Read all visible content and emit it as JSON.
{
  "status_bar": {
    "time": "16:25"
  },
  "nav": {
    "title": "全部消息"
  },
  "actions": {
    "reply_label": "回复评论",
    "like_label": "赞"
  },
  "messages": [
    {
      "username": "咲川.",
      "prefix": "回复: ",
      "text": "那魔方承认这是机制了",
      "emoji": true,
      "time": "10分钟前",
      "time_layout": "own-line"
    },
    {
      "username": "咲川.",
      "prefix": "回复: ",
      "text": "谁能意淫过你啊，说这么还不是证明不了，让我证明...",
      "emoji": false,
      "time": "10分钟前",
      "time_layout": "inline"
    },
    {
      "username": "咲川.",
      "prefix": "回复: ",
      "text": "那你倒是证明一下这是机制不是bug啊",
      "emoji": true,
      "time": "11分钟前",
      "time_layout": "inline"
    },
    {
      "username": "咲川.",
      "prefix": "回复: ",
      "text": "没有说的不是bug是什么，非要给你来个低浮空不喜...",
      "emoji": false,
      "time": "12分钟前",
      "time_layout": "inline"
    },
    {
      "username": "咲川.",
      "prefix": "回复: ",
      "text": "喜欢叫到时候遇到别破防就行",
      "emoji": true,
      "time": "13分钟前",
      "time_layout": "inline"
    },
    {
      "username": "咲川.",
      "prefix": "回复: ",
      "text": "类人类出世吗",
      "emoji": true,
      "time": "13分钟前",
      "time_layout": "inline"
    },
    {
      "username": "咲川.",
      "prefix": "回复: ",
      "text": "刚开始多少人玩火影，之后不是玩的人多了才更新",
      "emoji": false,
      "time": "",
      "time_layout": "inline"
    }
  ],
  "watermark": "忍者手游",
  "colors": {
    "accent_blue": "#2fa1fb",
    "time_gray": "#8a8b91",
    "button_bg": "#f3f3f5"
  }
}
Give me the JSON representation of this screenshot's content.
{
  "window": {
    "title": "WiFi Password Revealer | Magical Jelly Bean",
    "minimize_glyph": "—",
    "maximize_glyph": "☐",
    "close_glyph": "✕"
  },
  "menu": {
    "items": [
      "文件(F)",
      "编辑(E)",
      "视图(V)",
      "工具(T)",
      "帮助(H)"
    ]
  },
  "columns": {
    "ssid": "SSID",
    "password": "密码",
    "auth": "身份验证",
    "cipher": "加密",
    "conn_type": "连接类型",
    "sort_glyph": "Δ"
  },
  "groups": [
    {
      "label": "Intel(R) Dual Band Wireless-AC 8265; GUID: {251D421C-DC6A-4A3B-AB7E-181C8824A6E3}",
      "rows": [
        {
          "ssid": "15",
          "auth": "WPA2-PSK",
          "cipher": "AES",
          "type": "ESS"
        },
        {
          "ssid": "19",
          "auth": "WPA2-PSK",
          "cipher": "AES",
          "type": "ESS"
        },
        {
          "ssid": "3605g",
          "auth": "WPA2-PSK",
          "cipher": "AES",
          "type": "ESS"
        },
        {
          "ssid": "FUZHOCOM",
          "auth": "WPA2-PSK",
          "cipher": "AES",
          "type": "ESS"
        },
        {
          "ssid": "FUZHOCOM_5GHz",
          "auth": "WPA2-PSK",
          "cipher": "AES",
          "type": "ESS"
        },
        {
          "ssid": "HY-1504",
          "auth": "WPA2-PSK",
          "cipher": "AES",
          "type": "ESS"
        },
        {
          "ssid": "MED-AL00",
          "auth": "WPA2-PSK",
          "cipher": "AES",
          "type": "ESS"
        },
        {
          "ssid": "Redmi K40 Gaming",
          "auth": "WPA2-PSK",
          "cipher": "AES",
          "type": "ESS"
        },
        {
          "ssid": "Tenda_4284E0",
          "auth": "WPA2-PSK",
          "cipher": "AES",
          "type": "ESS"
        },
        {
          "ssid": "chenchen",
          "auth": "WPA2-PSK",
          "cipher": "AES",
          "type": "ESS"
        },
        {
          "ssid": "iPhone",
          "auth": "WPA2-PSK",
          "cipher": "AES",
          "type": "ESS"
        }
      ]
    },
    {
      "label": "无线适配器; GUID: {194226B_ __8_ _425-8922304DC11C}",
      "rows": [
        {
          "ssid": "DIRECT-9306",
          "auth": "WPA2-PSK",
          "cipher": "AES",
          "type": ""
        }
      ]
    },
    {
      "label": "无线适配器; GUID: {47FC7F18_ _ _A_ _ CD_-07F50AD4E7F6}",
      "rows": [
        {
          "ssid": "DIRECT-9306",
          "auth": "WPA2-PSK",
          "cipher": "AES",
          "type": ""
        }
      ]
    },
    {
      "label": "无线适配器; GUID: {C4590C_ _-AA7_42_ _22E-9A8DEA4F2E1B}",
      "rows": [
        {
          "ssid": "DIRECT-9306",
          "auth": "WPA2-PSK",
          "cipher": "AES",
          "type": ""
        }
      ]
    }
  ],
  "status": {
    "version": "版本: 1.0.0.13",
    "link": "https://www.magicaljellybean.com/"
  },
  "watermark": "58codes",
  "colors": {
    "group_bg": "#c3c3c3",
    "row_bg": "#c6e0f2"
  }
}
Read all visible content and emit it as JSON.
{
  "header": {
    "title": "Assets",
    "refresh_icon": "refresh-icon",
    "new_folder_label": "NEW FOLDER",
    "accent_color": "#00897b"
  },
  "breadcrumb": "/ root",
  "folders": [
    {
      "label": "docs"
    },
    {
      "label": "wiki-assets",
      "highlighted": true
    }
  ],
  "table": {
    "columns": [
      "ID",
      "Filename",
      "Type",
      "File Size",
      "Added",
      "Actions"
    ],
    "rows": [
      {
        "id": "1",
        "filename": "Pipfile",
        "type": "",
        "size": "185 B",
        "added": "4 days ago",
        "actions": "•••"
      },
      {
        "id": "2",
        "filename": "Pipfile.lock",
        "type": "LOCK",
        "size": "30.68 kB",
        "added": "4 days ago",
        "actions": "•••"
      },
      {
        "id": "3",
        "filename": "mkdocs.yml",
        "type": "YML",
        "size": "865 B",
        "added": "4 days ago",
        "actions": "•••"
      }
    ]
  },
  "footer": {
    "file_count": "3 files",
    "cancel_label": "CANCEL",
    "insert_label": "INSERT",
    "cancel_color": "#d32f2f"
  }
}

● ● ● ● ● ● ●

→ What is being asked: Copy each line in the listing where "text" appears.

→ Task output:
      "text": "那魔方承认这是机制了",
      "text": "谁能意淫过你啊，说这么还不是证明不了，让我证明...",
      "text": "那你倒是证明一下这是机制不是bug啊",
      "text": "没有说的不是bug是什么，非要给你来个低浮空不喜...",
      "text": "喜欢叫到时候遇到别破防就行",
      "text": "类人类出世吗",
      "text": "刚开始多少人玩火影，之后不是玩的人多了才更新",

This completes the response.